Segment Start: LISTED RECORDS
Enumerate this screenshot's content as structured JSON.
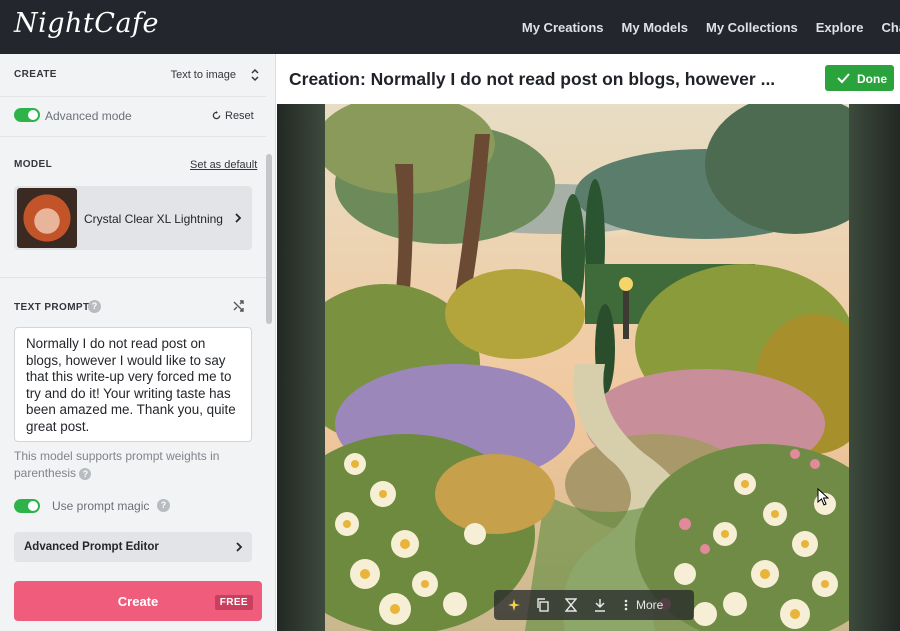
{
  "app": {
    "logo": "NightCafe"
  },
  "nav": [
    "My Creations",
    "My Models",
    "My Collections",
    "Explore",
    "Cha"
  ],
  "create": {
    "label": "CREATE",
    "mode": "Text to image"
  },
  "advanced": {
    "label": "Advanced mode",
    "enabled": true,
    "reset_label": "Reset"
  },
  "model": {
    "label": "MODEL",
    "set_default": "Set as default",
    "name": "Crystal Clear XL Lightning"
  },
  "text_prompt": {
    "label": "TEXT PROMPT",
    "value": "Normally I do not read post on blogs, however I would like to say that this write-up very forced me to try and do it! Your writing taste has been amazed me. Thank you, quite great post.",
    "note": "This model supports prompt weights in parenthesis"
  },
  "prompt_magic": {
    "label": "Use prompt magic",
    "enabled": true
  },
  "advanced_editor": {
    "label": "Advanced Prompt Editor"
  },
  "create_button": {
    "label": "Create",
    "badge": "FREE"
  },
  "header": {
    "title": "Creation: Normally I do not read post on blogs, however ...",
    "done_label": "Done"
  },
  "image_toolbar": {
    "more_label": "More"
  },
  "colors": {
    "accent_green": "#2aa33d",
    "create_pink": "#ef5c7c",
    "topbar": "#23262d"
  }
}
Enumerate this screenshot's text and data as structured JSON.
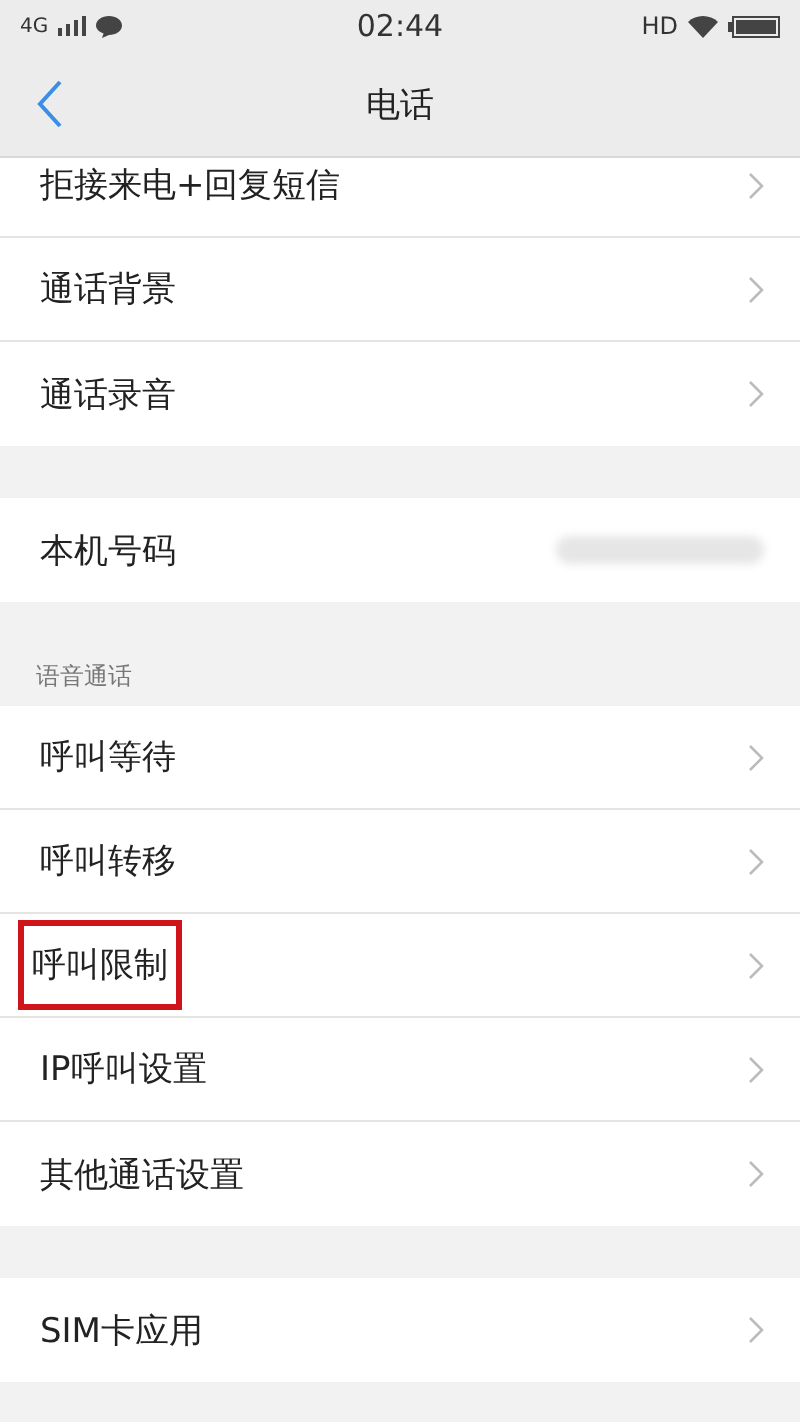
{
  "status_bar": {
    "network": "4G",
    "time": "02:44",
    "hd": "HD"
  },
  "header": {
    "title": "电话"
  },
  "sections": [
    {
      "rows": [
        {
          "label": "拒接来电+回复短信",
          "kind": "link",
          "highlighted": false
        },
        {
          "label": "通话背景",
          "kind": "link",
          "highlighted": false
        },
        {
          "label": "通话录音",
          "kind": "link",
          "highlighted": false
        }
      ]
    },
    {
      "rows": [
        {
          "label": "本机号码",
          "kind": "value",
          "highlighted": false
        }
      ]
    },
    {
      "title": "语音通话",
      "rows": [
        {
          "label": "呼叫等待",
          "kind": "link",
          "highlighted": false
        },
        {
          "label": "呼叫转移",
          "kind": "link",
          "highlighted": false
        },
        {
          "label": "呼叫限制",
          "kind": "link",
          "highlighted": true
        },
        {
          "label": "IP呼叫设置",
          "kind": "link",
          "highlighted": false
        },
        {
          "label": "其他通话设置",
          "kind": "link",
          "highlighted": false
        }
      ]
    },
    {
      "rows": [
        {
          "label": "SIM卡应用",
          "kind": "link",
          "highlighted": false
        }
      ]
    }
  ]
}
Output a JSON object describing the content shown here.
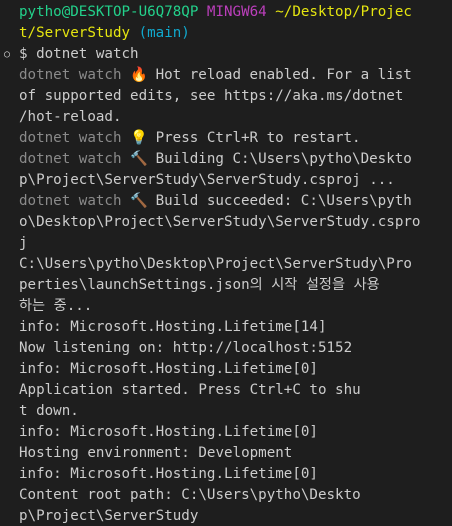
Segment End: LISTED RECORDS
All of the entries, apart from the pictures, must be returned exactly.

Enumerate this screenshot's content as structured JSON.
{
  "app": {
    "logo": "NightCafe"
  },
  "nav": [
    "My Creations",
    "My Models",
    "My Collections",
    "Explore",
    "Cha"
  ],
  "create": {
    "label": "CREATE",
    "mode": "Text to image"
  },
  "advanced": {
    "label": "Advanced mode",
    "enabled": true,
    "reset_label": "Reset"
  },
  "model": {
    "label": "MODEL",
    "set_default": "Set as default",
    "name": "Crystal Clear XL Lightning"
  },
  "text_prompt": {
    "label": "TEXT PROMPT",
    "value": "Normally I do not read post on blogs, however I would like to say that this write-up very forced me to try and do it! Your writing taste has been amazed me. Thank you, quite great post.",
    "note": "This model supports prompt weights in parenthesis"
  },
  "prompt_magic": {
    "label": "Use prompt magic",
    "enabled": true
  },
  "advanced_editor": {
    "label": "Advanced Prompt Editor"
  },
  "create_button": {
    "label": "Create",
    "badge": "FREE"
  },
  "header": {
    "title": "Creation: Normally I do not read post on blogs, however ...",
    "done_label": "Done"
  },
  "image_toolbar": {
    "more_label": "More"
  },
  "colors": {
    "accent_green": "#2aa33d",
    "create_pink": "#ef5c7c",
    "topbar": "#23262d"
  }
}
Enumerate this screenshot's text and data as structured JSON.
{
  "status_bar": {
    "network": "4G",
    "time": "02:44",
    "hd": "HD"
  },
  "header": {
    "title": "电话"
  },
  "sections": [
    {
      "rows": [
        {
          "label": "拒接来电+回复短信",
          "kind": "link",
          "highlighted": false
        },
        {
          "label": "通话背景",
          "kind": "link",
          "highlighted": false
        },
        {
          "label": "通话录音",
          "kind": "link",
          "highlighted": false
        }
      ]
    },
    {
      "rows": [
        {
          "label": "本机号码",
          "kind": "value",
          "highlighted": false
        }
      ]
    },
    {
      "title": "语音通话",
      "rows": [
        {
          "label": "呼叫等待",
          "kind": "link",
          "highlighted": false
        },
        {
          "label": "呼叫转移",
          "kind": "link",
          "highlighted": false
        },
        {
          "label": "呼叫限制",
          "kind": "link",
          "highlighted": true
        },
        {
          "label": "IP呼叫设置",
          "kind": "link",
          "highlighted": false
        },
        {
          "label": "其他通话设置",
          "kind": "link",
          "highlighted": false
        }
      ]
    },
    {
      "rows": [
        {
          "label": "SIM卡应用",
          "kind": "link",
          "highlighted": false
        }
      ]
    }
  ]
}
Output a JSON object describing the content shown here.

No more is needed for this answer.